>>>

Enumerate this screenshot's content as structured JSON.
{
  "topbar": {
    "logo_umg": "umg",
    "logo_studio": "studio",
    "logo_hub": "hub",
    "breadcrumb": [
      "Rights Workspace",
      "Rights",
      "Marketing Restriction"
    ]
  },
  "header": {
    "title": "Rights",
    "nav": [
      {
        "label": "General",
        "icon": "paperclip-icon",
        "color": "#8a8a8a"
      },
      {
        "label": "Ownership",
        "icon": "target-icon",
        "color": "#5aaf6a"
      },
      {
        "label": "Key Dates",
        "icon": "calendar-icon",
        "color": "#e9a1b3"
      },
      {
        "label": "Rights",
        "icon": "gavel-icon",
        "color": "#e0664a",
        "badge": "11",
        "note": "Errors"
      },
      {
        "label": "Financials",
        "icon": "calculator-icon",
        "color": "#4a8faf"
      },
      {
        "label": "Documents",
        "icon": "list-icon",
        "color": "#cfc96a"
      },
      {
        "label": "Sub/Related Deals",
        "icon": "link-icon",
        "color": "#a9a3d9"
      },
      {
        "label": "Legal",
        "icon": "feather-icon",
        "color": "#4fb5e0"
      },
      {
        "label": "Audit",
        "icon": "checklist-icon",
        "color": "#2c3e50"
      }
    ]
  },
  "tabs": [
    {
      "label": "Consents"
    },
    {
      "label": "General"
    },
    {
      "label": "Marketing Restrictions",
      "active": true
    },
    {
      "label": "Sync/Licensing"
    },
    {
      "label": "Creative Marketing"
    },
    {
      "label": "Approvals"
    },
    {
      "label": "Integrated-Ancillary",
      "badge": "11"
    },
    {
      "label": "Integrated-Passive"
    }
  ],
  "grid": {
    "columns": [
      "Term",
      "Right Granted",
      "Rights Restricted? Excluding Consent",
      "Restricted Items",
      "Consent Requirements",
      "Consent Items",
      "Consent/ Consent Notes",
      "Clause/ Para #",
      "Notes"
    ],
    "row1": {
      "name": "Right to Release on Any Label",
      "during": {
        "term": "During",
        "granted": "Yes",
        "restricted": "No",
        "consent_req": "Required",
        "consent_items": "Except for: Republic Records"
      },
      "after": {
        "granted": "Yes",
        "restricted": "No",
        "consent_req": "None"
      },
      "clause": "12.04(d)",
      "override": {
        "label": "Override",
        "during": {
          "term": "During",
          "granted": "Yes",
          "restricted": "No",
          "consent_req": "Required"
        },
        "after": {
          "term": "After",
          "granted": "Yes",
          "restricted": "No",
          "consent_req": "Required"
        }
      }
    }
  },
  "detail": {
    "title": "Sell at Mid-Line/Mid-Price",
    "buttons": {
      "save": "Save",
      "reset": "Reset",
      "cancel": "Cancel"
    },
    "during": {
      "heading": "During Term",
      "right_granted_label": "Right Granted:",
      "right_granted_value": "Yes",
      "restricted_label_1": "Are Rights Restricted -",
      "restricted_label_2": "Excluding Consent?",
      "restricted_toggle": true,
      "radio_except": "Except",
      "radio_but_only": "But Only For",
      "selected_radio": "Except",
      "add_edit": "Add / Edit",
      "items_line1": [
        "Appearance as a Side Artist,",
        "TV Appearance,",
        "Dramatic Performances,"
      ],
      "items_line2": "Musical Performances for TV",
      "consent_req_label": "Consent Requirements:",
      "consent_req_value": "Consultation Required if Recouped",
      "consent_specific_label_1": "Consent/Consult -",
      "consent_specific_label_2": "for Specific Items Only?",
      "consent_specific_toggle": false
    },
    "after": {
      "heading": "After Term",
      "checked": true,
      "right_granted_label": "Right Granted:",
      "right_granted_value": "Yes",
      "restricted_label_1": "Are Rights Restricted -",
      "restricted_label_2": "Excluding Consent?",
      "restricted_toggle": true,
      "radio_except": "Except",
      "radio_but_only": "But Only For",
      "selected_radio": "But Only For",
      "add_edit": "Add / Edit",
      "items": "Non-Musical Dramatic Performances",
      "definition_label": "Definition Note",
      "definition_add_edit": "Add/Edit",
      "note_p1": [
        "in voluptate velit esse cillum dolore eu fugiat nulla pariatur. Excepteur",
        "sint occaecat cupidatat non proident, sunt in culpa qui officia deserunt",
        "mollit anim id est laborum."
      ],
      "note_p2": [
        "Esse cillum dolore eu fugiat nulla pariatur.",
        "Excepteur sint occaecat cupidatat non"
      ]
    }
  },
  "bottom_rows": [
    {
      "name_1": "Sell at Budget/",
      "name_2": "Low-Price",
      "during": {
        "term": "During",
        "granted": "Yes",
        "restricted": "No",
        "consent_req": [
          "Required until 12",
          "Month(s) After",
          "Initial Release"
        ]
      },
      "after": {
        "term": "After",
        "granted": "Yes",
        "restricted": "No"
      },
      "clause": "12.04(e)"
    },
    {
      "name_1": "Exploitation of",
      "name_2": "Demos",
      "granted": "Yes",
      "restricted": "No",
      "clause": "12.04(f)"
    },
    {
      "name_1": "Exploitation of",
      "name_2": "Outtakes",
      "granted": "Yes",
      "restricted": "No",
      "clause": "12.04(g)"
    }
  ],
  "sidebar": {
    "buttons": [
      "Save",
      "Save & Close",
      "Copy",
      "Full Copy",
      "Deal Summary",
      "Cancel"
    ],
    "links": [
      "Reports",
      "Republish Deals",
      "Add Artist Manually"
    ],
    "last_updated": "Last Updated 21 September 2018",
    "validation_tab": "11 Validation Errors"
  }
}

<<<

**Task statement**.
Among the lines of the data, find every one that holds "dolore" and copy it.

**Solution for this task**.
        "in voluptate velit esse cillum dolore eu fugiat nulla pariatur. Excepteur",
        "Esse cillum dolore eu fugiat nulla pariatur.",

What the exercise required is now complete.